Acute aortic dissection type A (AADA) is an emergency with excessive mortality if surgery is delayed. Knowledge about independent predictors of mortality on surgically treated AADA patients is scarce. Therefore, this study was conducted to identify pre- and intraoperative risk factors for death.
Between July 2006 and June 2010, 2137 surgically treated patients with AADA were enrolled in a multicentre, prospective German Registry for Acute Aortic Dissection type A (GERAADA), presenting perioperative status, operative strategies, postoperative outcomes and AADA-related risk factors for death. Multiple logistic regression analysis was performed to identify the influence of different parameters on 30-day mortality.

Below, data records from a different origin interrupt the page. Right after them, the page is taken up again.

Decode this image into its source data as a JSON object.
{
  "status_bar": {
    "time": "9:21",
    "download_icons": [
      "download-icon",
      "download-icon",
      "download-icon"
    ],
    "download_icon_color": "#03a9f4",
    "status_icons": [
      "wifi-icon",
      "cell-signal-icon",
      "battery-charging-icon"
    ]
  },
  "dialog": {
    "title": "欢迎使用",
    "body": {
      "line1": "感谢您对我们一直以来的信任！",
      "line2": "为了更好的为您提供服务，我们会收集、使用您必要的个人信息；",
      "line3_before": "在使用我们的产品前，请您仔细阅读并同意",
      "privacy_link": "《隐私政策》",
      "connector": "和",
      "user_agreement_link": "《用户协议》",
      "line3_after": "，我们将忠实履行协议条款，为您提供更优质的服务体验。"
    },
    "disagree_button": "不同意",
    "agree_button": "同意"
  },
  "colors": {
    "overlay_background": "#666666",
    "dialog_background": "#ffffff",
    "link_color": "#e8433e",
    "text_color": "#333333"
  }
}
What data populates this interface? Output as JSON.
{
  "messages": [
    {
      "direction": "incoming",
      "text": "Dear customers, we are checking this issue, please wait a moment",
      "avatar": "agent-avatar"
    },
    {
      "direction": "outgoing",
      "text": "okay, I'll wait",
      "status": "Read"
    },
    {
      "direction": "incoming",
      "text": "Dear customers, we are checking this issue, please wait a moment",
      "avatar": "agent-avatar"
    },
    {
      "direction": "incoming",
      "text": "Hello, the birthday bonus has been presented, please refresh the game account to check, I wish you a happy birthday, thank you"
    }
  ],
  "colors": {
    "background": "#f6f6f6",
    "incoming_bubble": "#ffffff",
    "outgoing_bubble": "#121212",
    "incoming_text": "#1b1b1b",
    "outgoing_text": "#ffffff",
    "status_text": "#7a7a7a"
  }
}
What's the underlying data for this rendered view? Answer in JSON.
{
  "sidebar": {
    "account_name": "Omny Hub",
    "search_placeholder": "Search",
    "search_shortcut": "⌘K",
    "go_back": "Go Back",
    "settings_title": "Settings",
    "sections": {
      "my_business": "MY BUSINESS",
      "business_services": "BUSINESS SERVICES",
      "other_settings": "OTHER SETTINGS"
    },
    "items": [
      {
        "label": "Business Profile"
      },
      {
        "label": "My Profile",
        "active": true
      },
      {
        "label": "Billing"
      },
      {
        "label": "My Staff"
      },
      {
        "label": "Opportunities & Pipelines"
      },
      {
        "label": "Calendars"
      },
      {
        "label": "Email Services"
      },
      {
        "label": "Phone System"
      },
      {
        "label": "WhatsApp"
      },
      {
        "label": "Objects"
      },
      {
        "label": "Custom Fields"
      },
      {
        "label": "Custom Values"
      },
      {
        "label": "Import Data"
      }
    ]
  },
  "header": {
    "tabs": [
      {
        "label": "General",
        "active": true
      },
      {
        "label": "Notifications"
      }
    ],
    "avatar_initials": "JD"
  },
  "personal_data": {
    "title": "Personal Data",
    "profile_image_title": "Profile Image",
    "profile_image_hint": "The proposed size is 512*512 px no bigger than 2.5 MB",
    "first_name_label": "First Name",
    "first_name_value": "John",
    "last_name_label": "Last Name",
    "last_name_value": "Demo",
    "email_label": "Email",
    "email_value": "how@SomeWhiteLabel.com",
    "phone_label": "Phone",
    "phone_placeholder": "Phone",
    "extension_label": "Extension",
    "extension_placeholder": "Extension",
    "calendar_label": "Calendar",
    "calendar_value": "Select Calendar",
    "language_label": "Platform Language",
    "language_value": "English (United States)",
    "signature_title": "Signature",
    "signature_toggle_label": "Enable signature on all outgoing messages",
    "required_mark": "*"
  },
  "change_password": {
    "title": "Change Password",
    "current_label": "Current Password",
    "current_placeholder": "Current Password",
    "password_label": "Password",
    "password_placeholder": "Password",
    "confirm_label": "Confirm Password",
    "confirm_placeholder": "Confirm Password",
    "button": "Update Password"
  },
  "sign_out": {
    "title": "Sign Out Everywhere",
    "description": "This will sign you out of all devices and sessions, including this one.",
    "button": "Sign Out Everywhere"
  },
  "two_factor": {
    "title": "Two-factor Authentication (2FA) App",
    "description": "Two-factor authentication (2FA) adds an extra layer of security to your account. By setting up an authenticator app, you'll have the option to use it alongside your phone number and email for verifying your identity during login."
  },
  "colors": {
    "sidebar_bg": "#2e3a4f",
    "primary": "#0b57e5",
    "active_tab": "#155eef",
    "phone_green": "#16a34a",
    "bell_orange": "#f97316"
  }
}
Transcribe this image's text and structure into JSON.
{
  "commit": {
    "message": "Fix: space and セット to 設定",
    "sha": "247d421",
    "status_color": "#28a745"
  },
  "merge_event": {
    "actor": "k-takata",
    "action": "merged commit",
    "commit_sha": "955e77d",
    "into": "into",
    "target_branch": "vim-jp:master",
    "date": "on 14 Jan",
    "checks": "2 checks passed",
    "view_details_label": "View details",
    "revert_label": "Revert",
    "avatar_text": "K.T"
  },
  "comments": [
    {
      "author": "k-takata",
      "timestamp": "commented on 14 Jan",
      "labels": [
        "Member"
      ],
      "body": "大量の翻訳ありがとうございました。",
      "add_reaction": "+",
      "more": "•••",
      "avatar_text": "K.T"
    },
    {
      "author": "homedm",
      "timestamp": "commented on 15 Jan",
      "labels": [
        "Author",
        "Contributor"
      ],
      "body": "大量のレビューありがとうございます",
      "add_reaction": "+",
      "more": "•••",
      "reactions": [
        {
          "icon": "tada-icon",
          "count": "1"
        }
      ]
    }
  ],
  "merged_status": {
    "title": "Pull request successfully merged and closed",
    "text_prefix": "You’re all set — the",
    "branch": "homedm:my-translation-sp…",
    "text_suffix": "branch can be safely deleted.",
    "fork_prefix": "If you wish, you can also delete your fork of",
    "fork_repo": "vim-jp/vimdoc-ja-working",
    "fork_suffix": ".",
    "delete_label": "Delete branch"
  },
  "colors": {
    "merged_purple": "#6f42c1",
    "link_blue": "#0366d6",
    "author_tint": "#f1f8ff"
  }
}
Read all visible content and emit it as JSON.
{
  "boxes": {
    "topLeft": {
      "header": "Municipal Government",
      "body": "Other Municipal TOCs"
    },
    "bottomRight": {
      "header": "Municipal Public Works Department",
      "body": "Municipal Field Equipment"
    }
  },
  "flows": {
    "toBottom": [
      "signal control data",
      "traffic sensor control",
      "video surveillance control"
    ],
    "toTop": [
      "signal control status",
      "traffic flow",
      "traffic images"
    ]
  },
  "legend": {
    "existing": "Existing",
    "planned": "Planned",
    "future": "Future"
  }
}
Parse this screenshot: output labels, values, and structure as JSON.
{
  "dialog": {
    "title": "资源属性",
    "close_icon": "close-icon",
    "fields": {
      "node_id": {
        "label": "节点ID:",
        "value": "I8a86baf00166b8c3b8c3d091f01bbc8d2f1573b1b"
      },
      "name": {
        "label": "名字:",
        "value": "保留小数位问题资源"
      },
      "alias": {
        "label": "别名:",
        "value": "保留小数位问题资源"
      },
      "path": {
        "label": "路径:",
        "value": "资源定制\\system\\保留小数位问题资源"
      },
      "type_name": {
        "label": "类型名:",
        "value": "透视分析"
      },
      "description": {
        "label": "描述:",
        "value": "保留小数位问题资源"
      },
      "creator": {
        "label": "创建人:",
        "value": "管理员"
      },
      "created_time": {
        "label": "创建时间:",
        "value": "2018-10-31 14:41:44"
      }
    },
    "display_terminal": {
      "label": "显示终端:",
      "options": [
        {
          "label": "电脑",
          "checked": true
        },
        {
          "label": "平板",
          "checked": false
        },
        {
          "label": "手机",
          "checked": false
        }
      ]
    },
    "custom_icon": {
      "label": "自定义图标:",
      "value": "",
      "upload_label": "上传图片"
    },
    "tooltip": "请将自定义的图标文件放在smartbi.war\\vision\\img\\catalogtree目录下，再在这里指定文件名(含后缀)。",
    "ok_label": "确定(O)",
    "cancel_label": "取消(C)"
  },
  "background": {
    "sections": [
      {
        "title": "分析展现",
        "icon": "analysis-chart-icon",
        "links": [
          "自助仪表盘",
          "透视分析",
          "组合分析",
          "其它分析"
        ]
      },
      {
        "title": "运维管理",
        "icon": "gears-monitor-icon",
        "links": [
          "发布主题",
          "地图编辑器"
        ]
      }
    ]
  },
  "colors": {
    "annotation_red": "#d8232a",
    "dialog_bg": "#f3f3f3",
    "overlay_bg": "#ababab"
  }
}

Overall 30-day mortality (16.9%) increased with age [adjusted odds ratio (OR) = 1.121] and among patients who were comatose (adjusted OR = 3.501) or those who underwent cardiopulmonary resuscitation (adjusted OR = 3.751; all P < 0.0001). The higher the number of organs that were malperfused, the risk for death was (adjusted OR for one organ = 1.651, two organs = 2.440, three organs or more = 3.393, P < 0.0001). Mortality increased with longer operating times (total, cardiopulmonary bypass, cardiac ischaemia and circulatory arrest; all P < 0.02). Arterial cannulation site for extracorporeal circulation, operative techniques and arch interventions had no significant impact on 30-day mortality (all P > 0.1). No significant risk factors, but relevant increases in mortality, were determined in patients suffering from hemiparesis pre- and postoperatively (each P < 0.01), and in patients experiencing paraparesis after surgery (P < 0.02).
GERAADA could detect significant disease- and surgery-related risk factors for death in AADA, influencing the outcome of surgically treated AADA patients. Comatose and resuscitated patients have the poorest outcome. Cannulation sites and operative techniques did not seem to affect mortality. Short operative times are associated with better outcomes.